Excerpts from an interface dataset:
□ □ □ □ □

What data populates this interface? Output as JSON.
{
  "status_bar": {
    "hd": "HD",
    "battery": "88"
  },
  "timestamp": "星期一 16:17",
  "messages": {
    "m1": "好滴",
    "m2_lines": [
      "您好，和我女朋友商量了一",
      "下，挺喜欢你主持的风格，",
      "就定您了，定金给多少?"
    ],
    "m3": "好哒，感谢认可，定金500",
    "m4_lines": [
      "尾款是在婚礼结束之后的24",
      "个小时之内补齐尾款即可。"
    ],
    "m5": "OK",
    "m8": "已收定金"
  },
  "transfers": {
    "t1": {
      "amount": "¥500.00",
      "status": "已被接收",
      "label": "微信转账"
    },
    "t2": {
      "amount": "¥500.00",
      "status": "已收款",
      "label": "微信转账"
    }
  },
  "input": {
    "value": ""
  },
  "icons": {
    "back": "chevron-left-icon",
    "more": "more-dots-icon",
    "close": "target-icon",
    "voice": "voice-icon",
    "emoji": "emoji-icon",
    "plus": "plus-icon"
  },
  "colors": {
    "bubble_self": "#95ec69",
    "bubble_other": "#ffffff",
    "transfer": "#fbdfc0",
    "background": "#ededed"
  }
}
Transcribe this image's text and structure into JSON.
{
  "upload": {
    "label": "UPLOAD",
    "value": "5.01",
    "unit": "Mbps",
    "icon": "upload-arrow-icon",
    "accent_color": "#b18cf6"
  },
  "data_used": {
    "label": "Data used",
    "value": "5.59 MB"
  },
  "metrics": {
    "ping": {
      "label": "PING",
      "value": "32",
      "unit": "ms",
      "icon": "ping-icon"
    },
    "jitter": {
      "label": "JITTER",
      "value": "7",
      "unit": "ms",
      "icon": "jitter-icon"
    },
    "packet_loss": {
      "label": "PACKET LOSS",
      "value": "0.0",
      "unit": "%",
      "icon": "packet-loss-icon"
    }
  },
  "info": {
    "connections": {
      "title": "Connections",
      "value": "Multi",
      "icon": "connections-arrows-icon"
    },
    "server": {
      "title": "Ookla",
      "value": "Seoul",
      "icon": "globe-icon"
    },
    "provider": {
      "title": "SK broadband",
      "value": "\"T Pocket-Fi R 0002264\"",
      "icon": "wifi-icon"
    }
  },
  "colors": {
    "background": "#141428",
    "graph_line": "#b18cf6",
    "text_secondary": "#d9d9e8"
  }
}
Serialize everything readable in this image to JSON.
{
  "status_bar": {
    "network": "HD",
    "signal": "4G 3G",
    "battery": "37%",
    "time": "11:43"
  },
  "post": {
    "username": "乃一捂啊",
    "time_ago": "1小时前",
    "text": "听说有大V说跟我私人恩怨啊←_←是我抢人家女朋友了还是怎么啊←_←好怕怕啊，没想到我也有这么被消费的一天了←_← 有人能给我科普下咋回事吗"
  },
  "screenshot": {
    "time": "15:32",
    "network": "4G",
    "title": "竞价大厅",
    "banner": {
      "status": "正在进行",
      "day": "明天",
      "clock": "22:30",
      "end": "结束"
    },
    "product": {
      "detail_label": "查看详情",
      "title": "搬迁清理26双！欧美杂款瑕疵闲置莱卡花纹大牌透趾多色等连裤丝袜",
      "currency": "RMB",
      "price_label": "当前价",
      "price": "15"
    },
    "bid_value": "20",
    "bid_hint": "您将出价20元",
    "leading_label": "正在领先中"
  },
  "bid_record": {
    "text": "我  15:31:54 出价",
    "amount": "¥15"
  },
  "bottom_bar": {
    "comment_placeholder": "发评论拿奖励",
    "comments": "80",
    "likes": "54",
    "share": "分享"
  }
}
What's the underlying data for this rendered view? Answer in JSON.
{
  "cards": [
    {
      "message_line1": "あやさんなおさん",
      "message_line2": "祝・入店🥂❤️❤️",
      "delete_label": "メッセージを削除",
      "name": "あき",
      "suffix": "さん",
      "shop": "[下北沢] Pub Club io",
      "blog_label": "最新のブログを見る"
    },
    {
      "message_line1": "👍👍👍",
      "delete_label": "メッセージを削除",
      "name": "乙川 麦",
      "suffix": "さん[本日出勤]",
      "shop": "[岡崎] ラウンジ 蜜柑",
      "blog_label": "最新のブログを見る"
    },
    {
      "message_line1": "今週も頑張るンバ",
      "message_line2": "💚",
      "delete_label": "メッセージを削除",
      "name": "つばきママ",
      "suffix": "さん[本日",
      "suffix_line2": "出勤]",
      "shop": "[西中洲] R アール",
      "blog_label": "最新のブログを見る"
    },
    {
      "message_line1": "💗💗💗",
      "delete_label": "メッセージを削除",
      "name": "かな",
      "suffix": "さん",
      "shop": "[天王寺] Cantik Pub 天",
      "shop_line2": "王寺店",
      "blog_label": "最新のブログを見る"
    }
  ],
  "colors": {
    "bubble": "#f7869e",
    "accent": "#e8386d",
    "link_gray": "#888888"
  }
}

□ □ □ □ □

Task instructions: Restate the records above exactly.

Written solution:
What data populates this interface? Output as JSON.
{
  "status_bar": {
    "hd": "HD",
    "battery": "88"
  },
  "timestamp": "星期一 16:17",
  "messages": {
    "m1": "好滴",
    "m2_lines": [
      "您好，和我女朋友商量了一",
      "下，挺喜欢你主持的风格，",
      "就定您了，定金给多少?"
    ],
    "m3": "好哒，感谢认可，定金500",
    "m4_lines": [
      "尾款是在婚礼结束之后的24",
      "个小时之内补齐尾款即可。"
    ],
    "m5": "OK",
    "m8": "已收定金"
  },
  "transfers": {
    "t1": {
      "amount": "¥500.00",
      "status": "已被接收",
      "label": "微信转账"
    },
    "t2": {
      "amount": "¥500.00",
      "status": "已收款",
      "label": "微信转账"
    }
  },
  "input": {
    "value": ""
  },
  "icons": {
    "back": "chevron-left-icon",
    "more": "more-dots-icon",
    "close": "target-icon",
    "voice": "voice-icon",
    "emoji": "emoji-icon",
    "plus": "plus-icon"
  },
  "colors": {
    "bubble_self": "#95ec69",
    "bubble_other": "#ffffff",
    "transfer": "#fbdfc0",
    "background": "#ededed"
  }
}
Transcribe this image's text and structure into JSON.
{
  "upload": {
    "label": "UPLOAD",
    "value": "5.01",
    "unit": "Mbps",
    "icon": "upload-arrow-icon",
    "accent_color": "#b18cf6"
  },
  "data_used": {
    "label": "Data used",
    "value": "5.59 MB"
  },
  "metrics": {
    "ping": {
      "label": "PING",
      "value": "32",
      "unit": "ms",
      "icon": "ping-icon"
    },
    "jitter": {
      "label": "JITTER",
      "value": "7",
      "unit": "ms",
      "icon": "jitter-icon"
    },
    "packet_loss": {
      "label": "PACKET LOSS",
      "value": "0.0",
      "unit": "%",
      "icon": "packet-loss-icon"
    }
  },
  "info": {
    "connections": {
      "title": "Connections",
      "value": "Multi",
      "icon": "connections-arrows-icon"
    },
    "server": {
      "title": "Ookla",
      "value": "Seoul",
      "icon": "globe-icon"
    },
    "provider": {
      "title": "SK broadband",
      "value": "\"T Pocket-Fi R 0002264\"",
      "icon": "wifi-icon"
    }
  },
  "colors": {
    "background": "#141428",
    "graph_line": "#b18cf6",
    "text_secondary": "#d9d9e8"
  }
}
Serialize everything readable in this image to JSON.
{
  "status_bar": {
    "network": "HD",
    "signal": "4G 3G",
    "battery": "37%",
    "time": "11:43"
  },
  "post": {
    "username": "乃一捂啊",
    "time_ago": "1小时前",
    "text": "听说有大V说跟我私人恩怨啊←_←是我抢人家女朋友了还是怎么啊←_←好怕怕啊，没想到我也有这么被消费的一天了←_← 有人能给我科普下咋回事吗"
  },
  "screenshot": {
    "time": "15:32",
    "network": "4G",
    "title": "竞价大厅",
    "banner": {
      "status": "正在进行",
      "day": "明天",
      "clock": "22:30",
      "end": "结束"
    },
    "product": {
      "detail_label": "查看详情",
      "title": "搬迁清理26双！欧美杂款瑕疵闲置莱卡花纹大牌透趾多色等连裤丝袜",
      "currency": "RMB",
      "price_label": "当前价",
      "price": "15"
    },
    "bid_value": "20",
    "bid_hint": "您将出价20元",
    "leading_label": "正在领先中"
  },
  "bid_record": {
    "text": "我  15:31:54 出价",
    "amount": "¥15"
  },
  "bottom_bar": {
    "comment_placeholder": "发评论拿奖励",
    "comments": "80",
    "likes": "54",
    "share": "分享"
  }
}
What's the underlying data for this rendered view? Answer in JSON.
{
  "cards": [
    {
      "message_line1": "あやさんなおさん",
      "message_line2": "祝・入店🥂❤️❤️",
      "delete_label": "メッセージを削除",
      "name": "あき",
      "suffix": "さん",
      "shop": "[下北沢] Pub Club io",
      "blog_label": "最新のブログを見る"
    },
    {
      "message_line1": "👍👍👍",
      "delete_label": "メッセージを削除",
      "name": "乙川 麦",
      "suffix": "さん[本日出勤]",
      "shop": "[岡崎] ラウンジ 蜜柑",
      "blog_label": "最新のブログを見る"
    },
    {
      "message_line1": "今週も頑張るンバ",
      "message_line2": "💚",
      "delete_label": "メッセージを削除",
      "name": "つばきママ",
      "suffix": "さん[本日",
      "suffix_line2": "出勤]",
      "shop": "[西中洲] R アール",
      "blog_label": "最新のブログを見る"
    },
    {
      "message_line1": "💗💗💗",
      "delete_label": "メッセージを削除",
      "name": "かな",
      "suffix": "さん",
      "shop": "[天王寺] Cantik Pub 天",
      "shop_line2": "王寺店",
      "blog_label": "最新のブログを見る"
    }
  ],
  "colors": {
    "bubble": "#f7869e",
    "accent": "#e8386d",
    "link_gray": "#888888"
  }
}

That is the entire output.